[Dataset rows for apps and sites]
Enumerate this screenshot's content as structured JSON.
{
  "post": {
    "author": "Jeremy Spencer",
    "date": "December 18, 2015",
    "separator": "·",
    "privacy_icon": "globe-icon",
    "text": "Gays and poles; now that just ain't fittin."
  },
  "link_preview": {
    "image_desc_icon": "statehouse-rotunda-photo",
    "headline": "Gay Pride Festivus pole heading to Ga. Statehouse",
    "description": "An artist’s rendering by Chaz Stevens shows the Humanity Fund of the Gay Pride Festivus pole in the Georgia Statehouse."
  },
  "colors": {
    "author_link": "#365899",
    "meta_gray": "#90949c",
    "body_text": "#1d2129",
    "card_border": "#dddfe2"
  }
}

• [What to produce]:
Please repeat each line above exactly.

• [Answer to this exercise]:
Enumerate this screenshot's content as structured JSON.
{
  "post": {
    "author": "Jeremy Spencer",
    "date": "December 18, 2015",
    "separator": "·",
    "privacy_icon": "globe-icon",
    "text": "Gays and poles; now that just ain't fittin."
  },
  "link_preview": {
    "image_desc_icon": "statehouse-rotunda-photo",
    "headline": "Gay Pride Festivus pole heading to Ga. Statehouse",
    "description": "An artist’s rendering by Chaz Stevens shows the Humanity Fund of the Gay Pride Festivus pole in the Georgia Statehouse."
  },
  "colors": {
    "author_link": "#365899",
    "meta_gray": "#90949c",
    "body_text": "#1d2129",
    "card_border": "#dddfe2"
  }
}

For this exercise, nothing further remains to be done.